* **ENTRIES SHOWN**:
******************************

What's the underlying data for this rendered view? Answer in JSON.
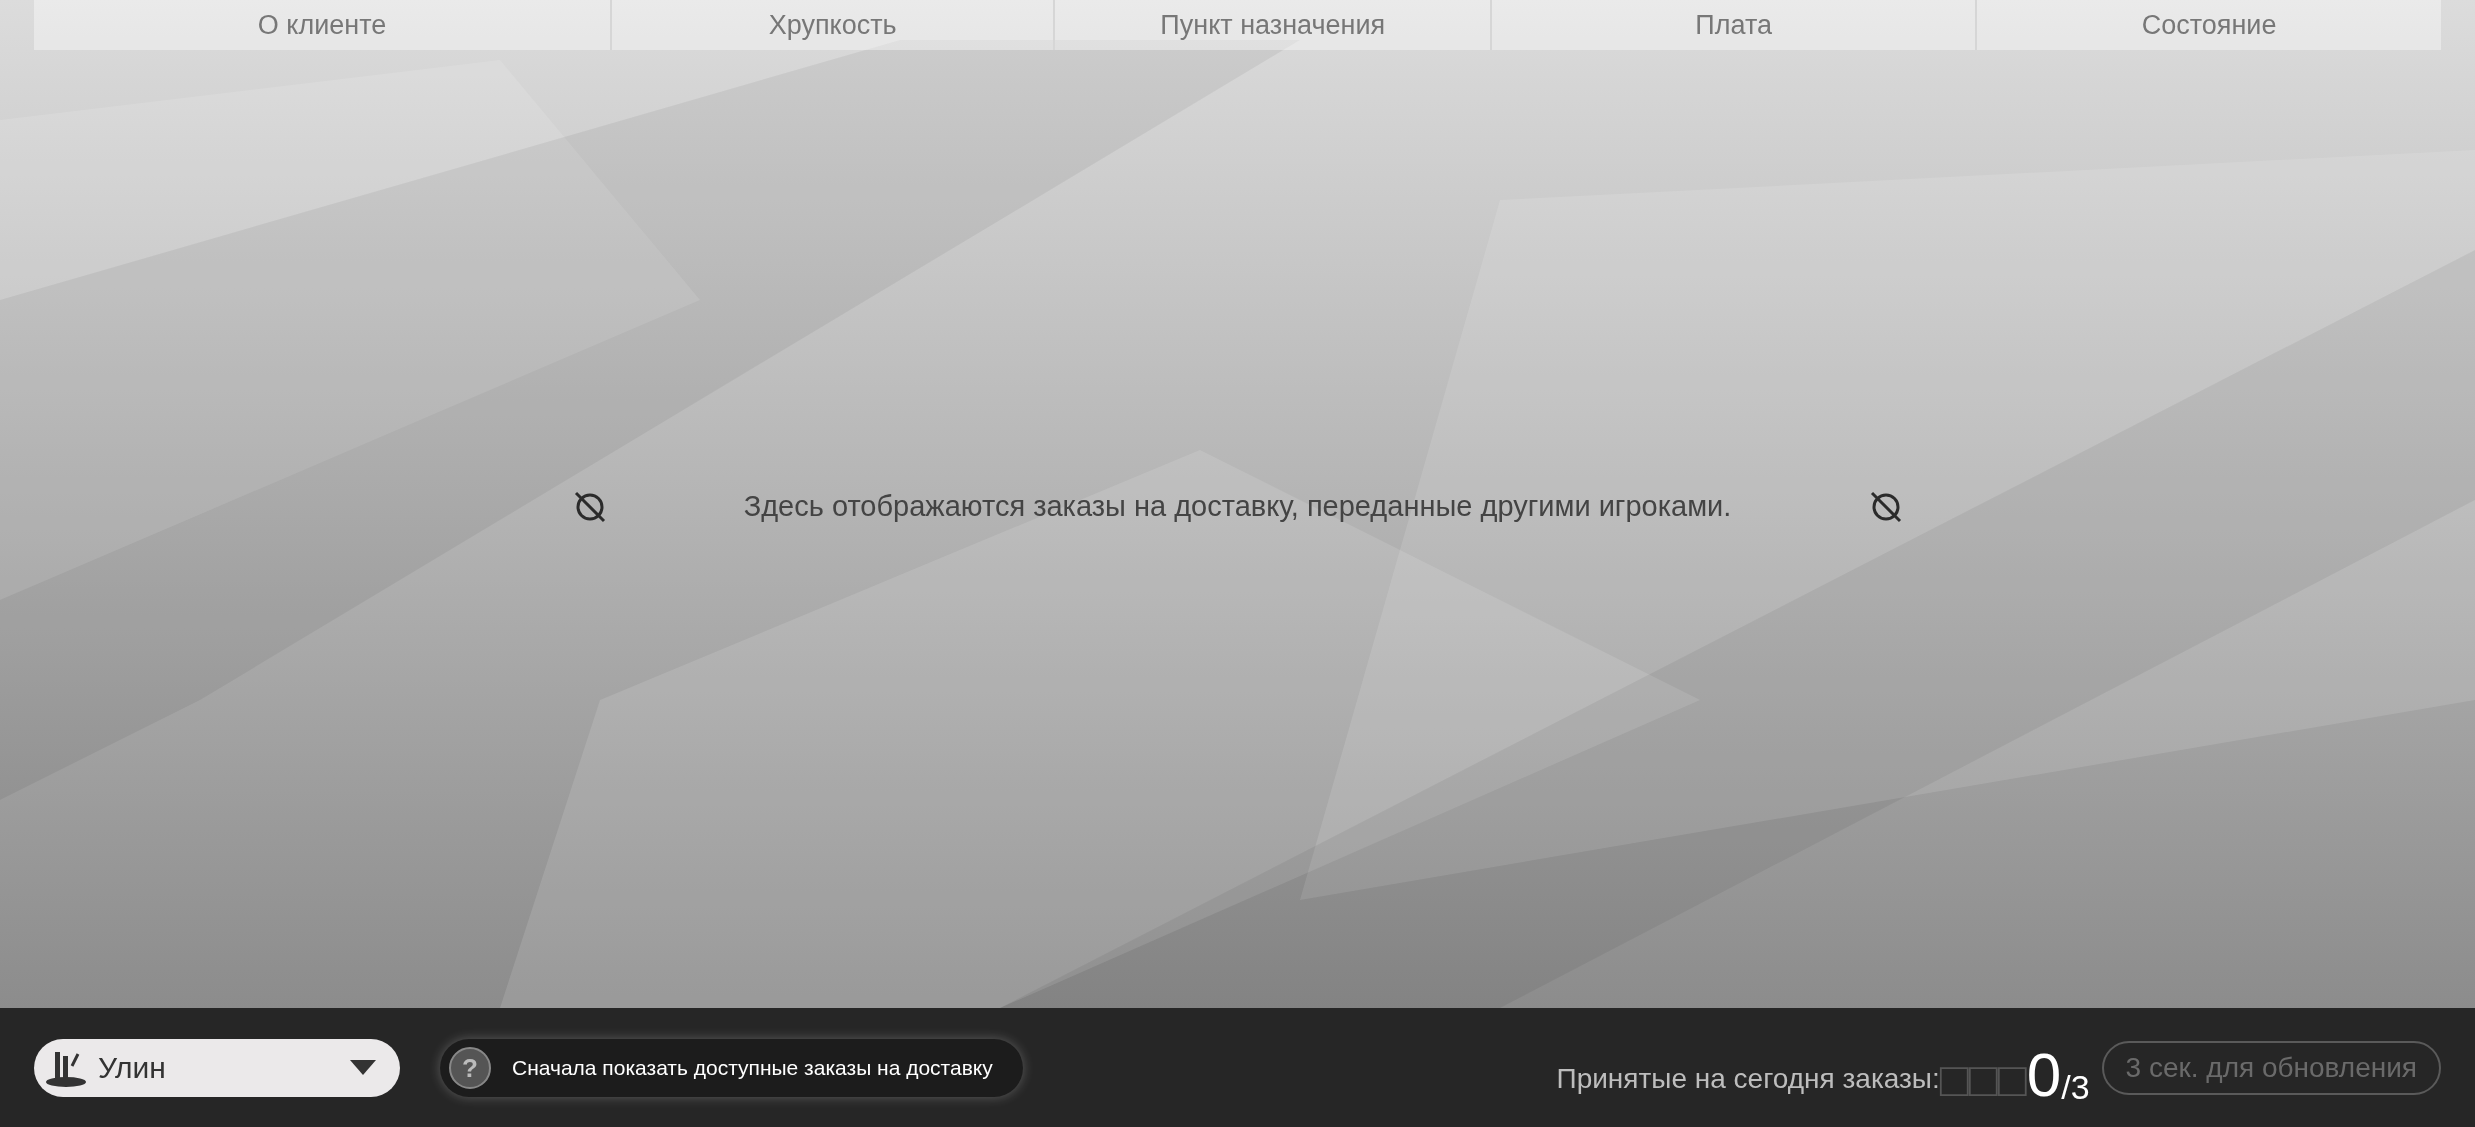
{
  "table": {
    "columns": [
      {
        "label": "О клиенте"
      },
      {
        "label": "Хрупкость"
      },
      {
        "label": "Пункт назначения"
      },
      {
        "label": "Плата"
      },
      {
        "label": "Состояние"
      }
    ]
  },
  "empty_message": {
    "text": "Здесь отображаются заказы на доставку, переданные другими игроками."
  },
  "bottom_bar": {
    "dropdown": {
      "value": "Улин"
    },
    "hint": {
      "icon": "?",
      "text": "Сначала показать доступные заказы на доставку"
    },
    "orders_today": {
      "label": "Принятые на сегодня заказы:",
      "missing_digits": "□□□",
      "count": "0",
      "limit": "/3"
    },
    "refresh_button": {
      "label": "3 сек. для обновления",
      "disabled": true
    }
  }
}
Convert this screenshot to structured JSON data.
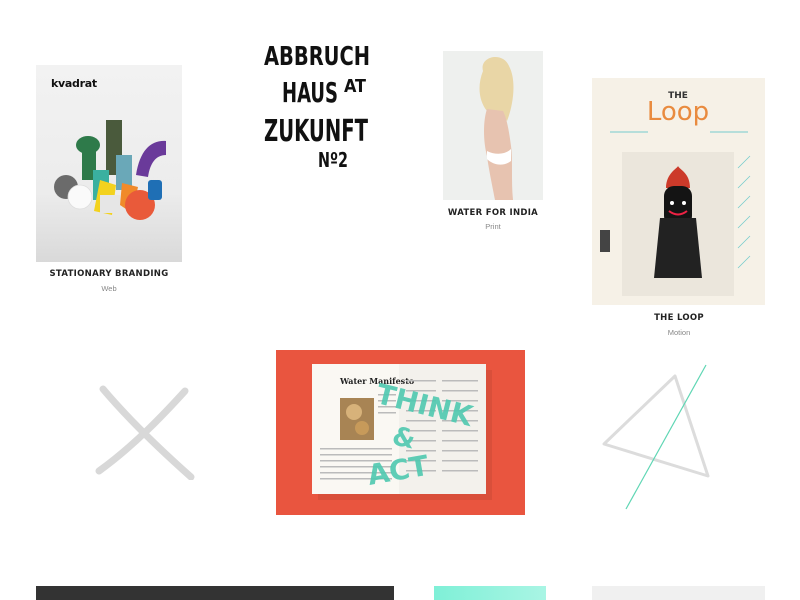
{
  "projects": [
    {
      "title": "STATIONARY BRANDING",
      "category": "Web"
    },
    {
      "title": "WATER FOR INDIA",
      "category": "Print"
    },
    {
      "title": "THE LOOP",
      "category": "Motion"
    }
  ],
  "kvadrat": {
    "logo": "kvadrat"
  },
  "abbruch": {
    "line1": "ABBRUCH",
    "line2": "HAUS",
    "line2b": "AT",
    "line3": "ZUKUNFT",
    "line4": "Nº2"
  },
  "loop_cover": {
    "the": "THE",
    "loop": "Loop"
  },
  "magazine": {
    "left_title": "Water Manifesto",
    "overlay1": "THINK",
    "overlay2": "&",
    "overlay3": "ACT"
  },
  "colors": {
    "accent_red": "#e9553f",
    "mint": "#5fd6b4",
    "dark": "#333333",
    "light_gray": "#f0f0f0"
  },
  "icons": [
    "x-mark-icon",
    "triangle-icon"
  ]
}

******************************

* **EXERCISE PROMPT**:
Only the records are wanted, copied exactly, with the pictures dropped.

* **WRITTEN SOLUTION**:
What's the underlying data for this rendered view? Answer in JSON.
{
  "table": {
    "columns": [
      {
        "label": "О клиенте"
      },
      {
        "label": "Хрупкость"
      },
      {
        "label": "Пункт назначения"
      },
      {
        "label": "Плата"
      },
      {
        "label": "Состояние"
      }
    ]
  },
  "empty_message": {
    "text": "Здесь отображаются заказы на доставку, переданные другими игроками."
  },
  "bottom_bar": {
    "dropdown": {
      "value": "Улин"
    },
    "hint": {
      "icon": "?",
      "text": "Сначала показать доступные заказы на доставку"
    },
    "orders_today": {
      "label": "Принятые на сегодня заказы:",
      "missing_digits": "□□□",
      "count": "0",
      "limit": "/3"
    },
    "refresh_button": {
      "label": "3 сек. для обновления",
      "disabled": true
    }
  }
}
Convert this screenshot to structured JSON data.
{
  "projects": [
    {
      "title": "STATIONARY BRANDING",
      "category": "Web"
    },
    {
      "title": "WATER FOR INDIA",
      "category": "Print"
    },
    {
      "title": "THE LOOP",
      "category": "Motion"
    }
  ],
  "kvadrat": {
    "logo": "kvadrat"
  },
  "abbruch": {
    "line1": "ABBRUCH",
    "line2": "HAUS",
    "line2b": "AT",
    "line3": "ZUKUNFT",
    "line4": "Nº2"
  },
  "loop_cover": {
    "the": "THE",
    "loop": "Loop"
  },
  "magazine": {
    "left_title": "Water Manifesto",
    "overlay1": "THINK",
    "overlay2": "&",
    "overlay3": "ACT"
  },
  "colors": {
    "accent_red": "#e9553f",
    "mint": "#5fd6b4",
    "dark": "#333333",
    "light_gray": "#f0f0f0"
  },
  "icons": [
    "x-mark-icon",
    "triangle-icon"
  ]
}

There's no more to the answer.